Going forward, the service must do a better job of broadly defining its challenges to industry and letting them come forward with innovative technical solutions to suit those needs, officials said.
“As we describe our future state to both the acquisition community and to our industry partners, it has to start with the ability to provide command control and Mission Command from home station en route to an operation, once you’ve arrived at an operation and then several types of environments, once you get there as you treat it as a system of systems from that network to the physical infrastructure of our command posts,” said Maj. Gen. James Mingus, the commander of the Army’s Mission Command Center of Excellence. “All that has to be integrated, and those are the things that we’ve kind of described to our industry partners in our acquisition community in terms of what we’re trying to go with, with this future state.”

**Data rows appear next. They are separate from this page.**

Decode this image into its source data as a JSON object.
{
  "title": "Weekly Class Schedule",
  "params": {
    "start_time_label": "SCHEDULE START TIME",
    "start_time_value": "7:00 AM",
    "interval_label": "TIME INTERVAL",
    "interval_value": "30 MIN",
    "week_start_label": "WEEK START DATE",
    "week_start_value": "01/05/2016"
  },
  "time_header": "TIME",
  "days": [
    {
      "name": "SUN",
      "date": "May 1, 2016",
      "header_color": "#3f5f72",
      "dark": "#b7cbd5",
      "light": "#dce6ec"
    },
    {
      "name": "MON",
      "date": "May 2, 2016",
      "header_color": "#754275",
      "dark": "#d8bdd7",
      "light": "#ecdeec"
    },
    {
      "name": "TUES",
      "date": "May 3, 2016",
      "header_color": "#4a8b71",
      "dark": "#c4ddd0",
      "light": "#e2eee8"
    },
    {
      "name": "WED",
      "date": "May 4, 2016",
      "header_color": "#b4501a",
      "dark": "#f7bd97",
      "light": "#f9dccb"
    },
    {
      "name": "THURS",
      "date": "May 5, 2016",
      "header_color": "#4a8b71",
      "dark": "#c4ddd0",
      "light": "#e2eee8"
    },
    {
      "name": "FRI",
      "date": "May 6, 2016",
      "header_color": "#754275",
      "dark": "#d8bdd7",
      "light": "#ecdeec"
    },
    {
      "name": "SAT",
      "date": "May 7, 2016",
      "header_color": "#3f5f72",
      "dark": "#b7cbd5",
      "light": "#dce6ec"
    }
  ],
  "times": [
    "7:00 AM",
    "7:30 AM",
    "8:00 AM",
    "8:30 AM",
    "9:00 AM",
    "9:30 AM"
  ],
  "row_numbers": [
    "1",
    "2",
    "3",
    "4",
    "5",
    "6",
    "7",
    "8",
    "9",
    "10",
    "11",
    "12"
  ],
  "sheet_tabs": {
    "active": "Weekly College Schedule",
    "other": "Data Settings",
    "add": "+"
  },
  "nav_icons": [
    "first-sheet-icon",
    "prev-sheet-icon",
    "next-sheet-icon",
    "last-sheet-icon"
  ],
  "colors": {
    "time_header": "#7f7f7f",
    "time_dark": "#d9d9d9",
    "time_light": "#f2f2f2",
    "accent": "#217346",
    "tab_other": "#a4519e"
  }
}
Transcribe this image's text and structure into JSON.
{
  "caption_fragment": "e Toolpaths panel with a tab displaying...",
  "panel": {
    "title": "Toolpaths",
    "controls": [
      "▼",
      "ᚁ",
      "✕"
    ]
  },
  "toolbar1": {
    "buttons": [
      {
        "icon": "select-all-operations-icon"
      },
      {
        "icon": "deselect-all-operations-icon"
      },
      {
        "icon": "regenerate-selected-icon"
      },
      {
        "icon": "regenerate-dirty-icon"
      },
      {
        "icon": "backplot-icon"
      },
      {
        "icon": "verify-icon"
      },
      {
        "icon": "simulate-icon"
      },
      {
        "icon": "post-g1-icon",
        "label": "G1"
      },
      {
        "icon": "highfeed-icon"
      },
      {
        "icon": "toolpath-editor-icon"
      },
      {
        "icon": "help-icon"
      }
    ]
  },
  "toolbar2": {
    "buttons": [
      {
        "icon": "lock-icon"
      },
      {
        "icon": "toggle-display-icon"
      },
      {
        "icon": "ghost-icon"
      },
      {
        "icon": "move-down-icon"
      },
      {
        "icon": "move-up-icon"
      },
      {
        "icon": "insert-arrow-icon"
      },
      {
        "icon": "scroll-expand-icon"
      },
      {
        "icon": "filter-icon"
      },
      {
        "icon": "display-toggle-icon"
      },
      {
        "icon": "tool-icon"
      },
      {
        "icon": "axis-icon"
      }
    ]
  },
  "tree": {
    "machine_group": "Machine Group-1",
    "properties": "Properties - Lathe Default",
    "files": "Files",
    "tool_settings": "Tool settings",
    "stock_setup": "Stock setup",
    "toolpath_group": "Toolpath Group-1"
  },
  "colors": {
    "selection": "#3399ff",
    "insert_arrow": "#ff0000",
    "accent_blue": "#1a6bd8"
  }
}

But the Army’s plan to “pivot” to a new tactical network modernization strategy was almost universally criticized by members of the House Armed Services Committee for its lack of specificity, and for asking to dramatically restructure funding profiles in a fiscal year that’s only days away from beginning without the documentation and justifications that usually accompany a formal budget request.
The service, as of now, has no clear plan to redirect its resources into a new set of programs, only a general idea of how it would like to evolve the network from its current WIN-T baseline using more agile and iterative acquisition processes.
“What you’ve described is a process, not a destination, not a system, not a procurement program,” he said. “These are all good words, but they’re processes. You don’t have the answer to what you’re going to do instead of this.”
Rep. James Langevin (D-R.I.) called it “stunning” that the Army would abandon its tactical network plans after following a “steady trajectory” that’s been well understood by Congress for the past several years.
“You’ve got to be kidding me,” he said. “This is exactly the type of thing that people back home get so worked up about, when precious taxpayer dollars are apparently squandered, wasted, not applied and used in a judicious and effective way.”
But Army officials said the money expended on the network to date, including the $6 billion for WIN-T, had not gone entirely to waste.
WIN-T’s first two increments, which have already been fielded partly or entirely to Army units, will serve as the “baseline” for the tactical network for the foreseeable future, until vendors deliver more innovative capabilities that meet the service’s new priorities, including mobile and survivable communications at its command posts, network transport technologies that can overcome enemy electronic warfare systems, and a common operating environment within its mission command systems.
For fiscal 2018, the Army is asking Congress to redirect $545 million in spending that has already been approved in various appropriation and authorization bills making their way through the legislative process.
Within that amount, $414 million would be used to “fix” problems with interoperability and cybersecurity concerns that were identified by the two studies; the remainder would go toward buying as-yet-unidentified new systems.
“We do not have an objective system in mind,” Crawford said. “If there were an objective system on the shelf, we would be trying to go and purchase that objective system. What we’re trying to do is to literally fix ourselves now so that we have a fight-tonight capability.”